Perfectionism is the voice of the oppressor, the enemy of the people. It will keep you cramped and insane your whole life, and it is the main obstacle between you and a shitty first draft. I think perfectionism is based on the obsessive belief that if you run carefully enough, hitting each stepping-stone just right, you won’t have to die. The truth is that you will die anyway and that a lot of people who aren’t even looking at their feet are going to do a whole lot better than you, and have a lot more fun while they’re doing it.
Lamott’s Bird by Bird: Some Instructions on Writing and Life is the perfect kick in the pants for those of us who have trouble with the actual writing-stuff-down part of writing. Lamott is down to earth and inspiring, and her humor, compassion, and good-natured crankiness somehow make the pen-to-paper business feel less like torture and more like fun—urgent, essential fun.
2. In The War of Art, Steven Pressfield suggests that writerly procrastination can be blamed on a force he calls Resistance:
Resistance cannot be seen, touched, heard, or smelled. But it can be felt. We experience it as an energy field radiating from a work-in-potential. It’s a repelling force. Its aim is to shove us away, distract us, prevent us from doing our work … Resistance will tell you anything to keep you from doing your work … Resistance has no strength of its own. Every ounce of juice it possesses comes from us. We feed it with power by our fear of it.
This all sounds rather dramatic, but Pressfield’s notion of Resistance will feel familiar to many aspiring writers—and viewing one’s mundane daily struggle to write as a minor skirmish in an epic, ongoing battle against Resistance is… kind of fun. The final third of the book gets a bit mystical and dippy (“I plan on using terms like muses and angels. Does that make you uncomfortable?” Why yes, yes it does!), but the first two-thirds of The War of Art may just make a writing warrior out of you.
3. John Gardner’s The Art of Fiction is for those of you who have conquered perfectionism and procrastination and are now going about the messy business of making sentences. Gardner sees fiction as the creation of a dream in the reader’s mind:
We may observe, first, that if the effect of the dream is to be powerful, the dream must … be vivid and continuous—vivid because if we are not quite clear about what it is we’re dreaming, who and where the characters are, what it is that they’re doing or trying to do and why, our emotions and judgements must be confused, dissipated, or blocked; and continuous because a repeatedly interrupted flow of action must necessarily have less force than an action directly carried through from its beginning to its conclusion.
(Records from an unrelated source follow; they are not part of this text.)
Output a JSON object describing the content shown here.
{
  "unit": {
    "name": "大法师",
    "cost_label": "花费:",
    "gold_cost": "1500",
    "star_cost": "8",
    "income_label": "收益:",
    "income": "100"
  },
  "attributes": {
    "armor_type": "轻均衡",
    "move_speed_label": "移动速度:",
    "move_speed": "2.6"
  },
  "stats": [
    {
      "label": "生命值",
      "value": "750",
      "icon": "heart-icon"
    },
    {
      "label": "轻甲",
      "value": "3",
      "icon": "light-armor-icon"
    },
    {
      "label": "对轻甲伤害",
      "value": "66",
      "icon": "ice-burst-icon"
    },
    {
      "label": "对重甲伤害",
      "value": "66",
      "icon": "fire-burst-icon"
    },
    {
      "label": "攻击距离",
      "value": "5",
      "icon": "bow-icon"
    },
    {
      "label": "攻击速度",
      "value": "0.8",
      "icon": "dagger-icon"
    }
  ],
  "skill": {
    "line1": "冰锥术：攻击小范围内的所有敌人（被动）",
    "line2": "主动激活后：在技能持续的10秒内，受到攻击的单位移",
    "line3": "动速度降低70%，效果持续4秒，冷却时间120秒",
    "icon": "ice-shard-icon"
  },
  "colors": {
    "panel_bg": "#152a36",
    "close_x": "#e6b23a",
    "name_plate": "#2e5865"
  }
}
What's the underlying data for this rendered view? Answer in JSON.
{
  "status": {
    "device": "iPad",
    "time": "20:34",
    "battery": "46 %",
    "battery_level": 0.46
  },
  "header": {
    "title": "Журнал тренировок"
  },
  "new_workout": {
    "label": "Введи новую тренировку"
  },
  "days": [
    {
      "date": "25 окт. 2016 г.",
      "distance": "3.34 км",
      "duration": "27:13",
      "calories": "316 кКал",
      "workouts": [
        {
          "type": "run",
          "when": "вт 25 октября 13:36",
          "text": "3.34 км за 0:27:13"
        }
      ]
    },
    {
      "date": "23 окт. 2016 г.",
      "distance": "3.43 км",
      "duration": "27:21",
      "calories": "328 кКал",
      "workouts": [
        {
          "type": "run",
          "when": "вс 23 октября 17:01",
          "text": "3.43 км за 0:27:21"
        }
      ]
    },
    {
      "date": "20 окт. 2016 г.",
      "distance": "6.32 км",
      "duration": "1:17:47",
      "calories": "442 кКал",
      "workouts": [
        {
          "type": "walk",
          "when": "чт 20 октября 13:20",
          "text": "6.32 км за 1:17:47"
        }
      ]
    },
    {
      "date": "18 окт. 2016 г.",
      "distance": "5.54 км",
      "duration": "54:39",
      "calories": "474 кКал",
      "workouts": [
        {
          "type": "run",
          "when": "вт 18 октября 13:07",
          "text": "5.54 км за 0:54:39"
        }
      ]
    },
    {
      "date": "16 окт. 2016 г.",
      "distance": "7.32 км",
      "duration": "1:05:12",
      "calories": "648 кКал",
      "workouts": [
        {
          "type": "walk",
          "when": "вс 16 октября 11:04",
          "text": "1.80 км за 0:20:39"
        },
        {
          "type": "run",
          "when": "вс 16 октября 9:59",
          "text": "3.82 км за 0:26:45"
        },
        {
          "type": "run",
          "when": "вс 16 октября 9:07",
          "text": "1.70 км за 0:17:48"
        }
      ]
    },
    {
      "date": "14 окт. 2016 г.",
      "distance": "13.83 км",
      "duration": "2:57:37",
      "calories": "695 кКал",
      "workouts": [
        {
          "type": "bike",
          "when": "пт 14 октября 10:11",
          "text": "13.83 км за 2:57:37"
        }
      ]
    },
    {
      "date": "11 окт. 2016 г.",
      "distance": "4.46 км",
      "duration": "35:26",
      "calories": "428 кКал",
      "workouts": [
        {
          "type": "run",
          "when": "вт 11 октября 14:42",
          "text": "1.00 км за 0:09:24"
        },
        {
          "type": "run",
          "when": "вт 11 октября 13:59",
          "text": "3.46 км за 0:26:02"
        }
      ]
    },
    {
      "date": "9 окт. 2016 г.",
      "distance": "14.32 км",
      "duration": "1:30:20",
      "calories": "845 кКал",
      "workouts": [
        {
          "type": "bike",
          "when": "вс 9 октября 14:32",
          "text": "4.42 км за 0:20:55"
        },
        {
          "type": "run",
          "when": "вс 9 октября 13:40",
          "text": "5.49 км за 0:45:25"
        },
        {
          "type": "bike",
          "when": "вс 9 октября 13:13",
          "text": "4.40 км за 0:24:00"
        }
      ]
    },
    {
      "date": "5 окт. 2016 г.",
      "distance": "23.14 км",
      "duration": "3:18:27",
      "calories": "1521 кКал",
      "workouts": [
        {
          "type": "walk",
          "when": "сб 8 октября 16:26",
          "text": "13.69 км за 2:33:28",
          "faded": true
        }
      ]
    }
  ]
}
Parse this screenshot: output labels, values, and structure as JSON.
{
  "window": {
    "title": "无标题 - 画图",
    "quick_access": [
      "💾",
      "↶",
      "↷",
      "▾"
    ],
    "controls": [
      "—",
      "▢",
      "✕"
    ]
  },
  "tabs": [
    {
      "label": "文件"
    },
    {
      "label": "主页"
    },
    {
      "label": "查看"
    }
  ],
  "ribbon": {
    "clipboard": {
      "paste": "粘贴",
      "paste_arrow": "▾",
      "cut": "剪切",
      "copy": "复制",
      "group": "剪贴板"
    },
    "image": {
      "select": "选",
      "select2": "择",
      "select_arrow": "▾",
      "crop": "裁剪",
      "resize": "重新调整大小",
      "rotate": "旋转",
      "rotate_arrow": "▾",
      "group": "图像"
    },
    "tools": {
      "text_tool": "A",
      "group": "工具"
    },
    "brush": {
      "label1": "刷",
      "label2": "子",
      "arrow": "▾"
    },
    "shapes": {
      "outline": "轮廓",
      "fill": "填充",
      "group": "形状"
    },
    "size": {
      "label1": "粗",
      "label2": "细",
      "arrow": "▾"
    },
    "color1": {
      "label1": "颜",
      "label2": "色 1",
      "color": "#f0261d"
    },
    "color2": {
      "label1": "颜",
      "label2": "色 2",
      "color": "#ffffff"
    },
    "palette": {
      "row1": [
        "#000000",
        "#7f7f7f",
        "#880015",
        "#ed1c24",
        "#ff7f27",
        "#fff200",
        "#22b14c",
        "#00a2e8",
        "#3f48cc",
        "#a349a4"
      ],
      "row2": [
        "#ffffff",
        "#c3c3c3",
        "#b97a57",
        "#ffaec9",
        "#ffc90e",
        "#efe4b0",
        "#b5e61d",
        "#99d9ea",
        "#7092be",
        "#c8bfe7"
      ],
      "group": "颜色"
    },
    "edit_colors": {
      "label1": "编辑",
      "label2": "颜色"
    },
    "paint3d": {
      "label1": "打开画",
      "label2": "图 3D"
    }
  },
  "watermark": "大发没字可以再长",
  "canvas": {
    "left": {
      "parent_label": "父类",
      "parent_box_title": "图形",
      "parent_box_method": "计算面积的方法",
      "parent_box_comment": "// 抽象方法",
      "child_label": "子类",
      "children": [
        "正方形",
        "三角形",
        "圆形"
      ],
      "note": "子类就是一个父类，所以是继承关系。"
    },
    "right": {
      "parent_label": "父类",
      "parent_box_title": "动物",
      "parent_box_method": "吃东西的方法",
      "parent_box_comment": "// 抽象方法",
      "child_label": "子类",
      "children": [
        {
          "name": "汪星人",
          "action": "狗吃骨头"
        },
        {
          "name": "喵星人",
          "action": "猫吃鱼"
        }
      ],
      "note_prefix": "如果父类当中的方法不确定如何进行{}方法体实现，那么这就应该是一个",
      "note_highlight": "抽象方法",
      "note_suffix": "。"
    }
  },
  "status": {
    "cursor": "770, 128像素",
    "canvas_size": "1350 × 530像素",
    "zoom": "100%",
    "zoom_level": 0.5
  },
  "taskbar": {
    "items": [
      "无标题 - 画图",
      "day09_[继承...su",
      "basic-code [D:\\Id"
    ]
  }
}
Drawing on examples from Homer to Updike, Gardner demonstrates the various ways in which writers have created these dreams in the minds of readers. He addresses practical issues of craft, including point of view, sentence structure, voice, and rhythm, and his chapter on common errors—mistakes that “snap” the reader out of the fictional dream—should be essential reading for all would-be novelists. He’s particularly harsh on writers who use fancy-pants Latinate terms where Anglo-Saxon ones would do; if your story features an “inhospitable abode” instead of, say, a desert of rocks and sand, well, there’s probably no hope for you.